:: WHAT THE EXERCISE ASKS ::
In the material below, which lines hold the word "Impostazioni"? Pick each one out.

:: TASK INPUT ::
--- START ---

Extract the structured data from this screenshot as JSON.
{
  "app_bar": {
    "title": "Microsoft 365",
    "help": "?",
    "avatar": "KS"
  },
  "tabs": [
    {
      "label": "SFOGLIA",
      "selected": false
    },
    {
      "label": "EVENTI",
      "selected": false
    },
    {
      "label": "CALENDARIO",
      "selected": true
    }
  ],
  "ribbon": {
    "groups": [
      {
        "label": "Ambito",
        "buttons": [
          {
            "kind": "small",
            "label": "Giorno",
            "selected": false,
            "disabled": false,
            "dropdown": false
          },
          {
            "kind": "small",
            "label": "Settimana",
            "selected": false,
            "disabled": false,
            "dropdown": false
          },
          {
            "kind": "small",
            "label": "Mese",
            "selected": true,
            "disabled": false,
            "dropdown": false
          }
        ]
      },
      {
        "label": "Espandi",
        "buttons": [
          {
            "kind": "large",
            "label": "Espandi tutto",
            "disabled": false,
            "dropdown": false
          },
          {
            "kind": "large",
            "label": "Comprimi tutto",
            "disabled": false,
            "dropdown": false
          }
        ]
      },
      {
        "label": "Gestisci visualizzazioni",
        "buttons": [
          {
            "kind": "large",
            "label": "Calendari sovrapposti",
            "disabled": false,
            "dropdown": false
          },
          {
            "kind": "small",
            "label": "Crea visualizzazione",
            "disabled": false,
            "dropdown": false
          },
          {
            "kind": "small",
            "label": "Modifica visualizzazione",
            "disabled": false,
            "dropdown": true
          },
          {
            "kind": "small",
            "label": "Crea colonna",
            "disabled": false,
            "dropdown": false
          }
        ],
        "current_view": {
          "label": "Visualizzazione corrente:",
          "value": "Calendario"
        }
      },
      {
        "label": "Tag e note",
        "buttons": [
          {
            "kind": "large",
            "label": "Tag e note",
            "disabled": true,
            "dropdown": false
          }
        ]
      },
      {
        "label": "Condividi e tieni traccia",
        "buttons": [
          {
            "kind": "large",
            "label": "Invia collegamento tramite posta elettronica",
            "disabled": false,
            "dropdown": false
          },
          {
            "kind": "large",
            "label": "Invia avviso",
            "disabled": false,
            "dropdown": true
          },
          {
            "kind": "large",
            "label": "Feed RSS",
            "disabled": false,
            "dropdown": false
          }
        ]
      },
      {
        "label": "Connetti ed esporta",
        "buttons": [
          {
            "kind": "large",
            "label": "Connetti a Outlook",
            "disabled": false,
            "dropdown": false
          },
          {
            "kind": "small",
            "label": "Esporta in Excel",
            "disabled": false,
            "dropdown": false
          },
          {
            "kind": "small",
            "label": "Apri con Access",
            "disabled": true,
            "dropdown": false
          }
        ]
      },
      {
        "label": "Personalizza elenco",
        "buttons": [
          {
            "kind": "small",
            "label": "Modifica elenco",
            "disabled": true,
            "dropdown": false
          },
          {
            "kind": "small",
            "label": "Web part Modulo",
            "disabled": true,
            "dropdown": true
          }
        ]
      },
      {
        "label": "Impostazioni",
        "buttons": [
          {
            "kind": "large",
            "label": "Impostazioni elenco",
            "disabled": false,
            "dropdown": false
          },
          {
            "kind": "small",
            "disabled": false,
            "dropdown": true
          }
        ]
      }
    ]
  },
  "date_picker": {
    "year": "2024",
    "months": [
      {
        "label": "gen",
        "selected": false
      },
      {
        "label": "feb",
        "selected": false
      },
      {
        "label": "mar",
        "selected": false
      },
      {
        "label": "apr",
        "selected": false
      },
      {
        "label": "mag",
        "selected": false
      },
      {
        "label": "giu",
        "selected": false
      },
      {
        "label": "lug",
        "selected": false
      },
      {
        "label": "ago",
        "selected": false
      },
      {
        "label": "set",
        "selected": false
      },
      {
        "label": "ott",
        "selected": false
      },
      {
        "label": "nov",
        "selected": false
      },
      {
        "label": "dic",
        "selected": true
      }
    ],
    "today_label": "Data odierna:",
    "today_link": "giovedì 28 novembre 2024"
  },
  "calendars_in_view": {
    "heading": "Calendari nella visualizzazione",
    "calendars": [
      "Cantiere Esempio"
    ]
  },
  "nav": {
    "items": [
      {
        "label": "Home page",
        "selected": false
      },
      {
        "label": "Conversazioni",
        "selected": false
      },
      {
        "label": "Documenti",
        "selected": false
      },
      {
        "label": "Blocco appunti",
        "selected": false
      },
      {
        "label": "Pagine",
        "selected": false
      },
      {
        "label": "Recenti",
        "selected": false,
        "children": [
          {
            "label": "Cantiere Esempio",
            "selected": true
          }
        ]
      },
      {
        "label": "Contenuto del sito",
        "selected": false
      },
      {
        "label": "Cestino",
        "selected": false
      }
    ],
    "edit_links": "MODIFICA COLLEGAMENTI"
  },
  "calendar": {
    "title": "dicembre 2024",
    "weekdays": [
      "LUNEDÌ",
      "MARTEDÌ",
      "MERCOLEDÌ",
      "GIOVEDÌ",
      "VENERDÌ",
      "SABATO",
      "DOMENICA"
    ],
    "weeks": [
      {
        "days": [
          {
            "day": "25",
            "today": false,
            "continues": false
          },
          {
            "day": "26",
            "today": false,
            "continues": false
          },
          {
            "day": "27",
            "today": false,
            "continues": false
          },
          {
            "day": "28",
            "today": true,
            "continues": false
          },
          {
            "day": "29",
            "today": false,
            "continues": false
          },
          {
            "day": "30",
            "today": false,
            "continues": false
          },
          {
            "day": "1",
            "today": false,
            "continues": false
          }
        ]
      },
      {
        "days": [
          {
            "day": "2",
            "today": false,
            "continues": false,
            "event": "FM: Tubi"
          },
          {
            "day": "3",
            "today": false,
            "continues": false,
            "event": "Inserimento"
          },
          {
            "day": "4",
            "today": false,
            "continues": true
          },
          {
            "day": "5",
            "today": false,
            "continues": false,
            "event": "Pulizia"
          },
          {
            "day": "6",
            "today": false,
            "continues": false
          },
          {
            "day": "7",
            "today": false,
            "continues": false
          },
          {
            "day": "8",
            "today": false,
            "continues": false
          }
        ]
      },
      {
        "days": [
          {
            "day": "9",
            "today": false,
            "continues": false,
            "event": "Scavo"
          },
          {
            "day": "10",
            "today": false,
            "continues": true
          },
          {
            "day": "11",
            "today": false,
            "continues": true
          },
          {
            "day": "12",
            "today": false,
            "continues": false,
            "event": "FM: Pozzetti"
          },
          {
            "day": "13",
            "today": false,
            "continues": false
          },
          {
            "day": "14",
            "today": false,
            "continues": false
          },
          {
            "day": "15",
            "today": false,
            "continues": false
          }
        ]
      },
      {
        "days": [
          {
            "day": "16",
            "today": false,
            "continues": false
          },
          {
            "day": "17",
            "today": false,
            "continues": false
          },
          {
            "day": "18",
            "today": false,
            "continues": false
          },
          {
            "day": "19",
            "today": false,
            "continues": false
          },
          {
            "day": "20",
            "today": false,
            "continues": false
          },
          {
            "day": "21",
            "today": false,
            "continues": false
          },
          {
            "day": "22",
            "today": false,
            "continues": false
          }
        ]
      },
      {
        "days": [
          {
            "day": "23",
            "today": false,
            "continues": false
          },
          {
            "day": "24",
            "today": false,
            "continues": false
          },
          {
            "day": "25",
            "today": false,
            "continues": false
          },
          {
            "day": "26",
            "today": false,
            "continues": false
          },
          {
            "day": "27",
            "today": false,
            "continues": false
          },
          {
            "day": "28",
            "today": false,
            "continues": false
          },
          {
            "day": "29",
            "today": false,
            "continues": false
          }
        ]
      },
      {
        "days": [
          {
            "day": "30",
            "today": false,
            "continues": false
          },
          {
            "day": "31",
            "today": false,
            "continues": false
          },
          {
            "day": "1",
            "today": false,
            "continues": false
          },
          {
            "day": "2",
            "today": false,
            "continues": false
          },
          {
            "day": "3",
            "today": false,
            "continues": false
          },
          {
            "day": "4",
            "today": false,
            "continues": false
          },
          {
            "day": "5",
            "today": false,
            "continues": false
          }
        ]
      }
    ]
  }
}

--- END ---

:: RESPONSE ::
        "label": "Impostazioni",
            "label": "Impostazioni elenco",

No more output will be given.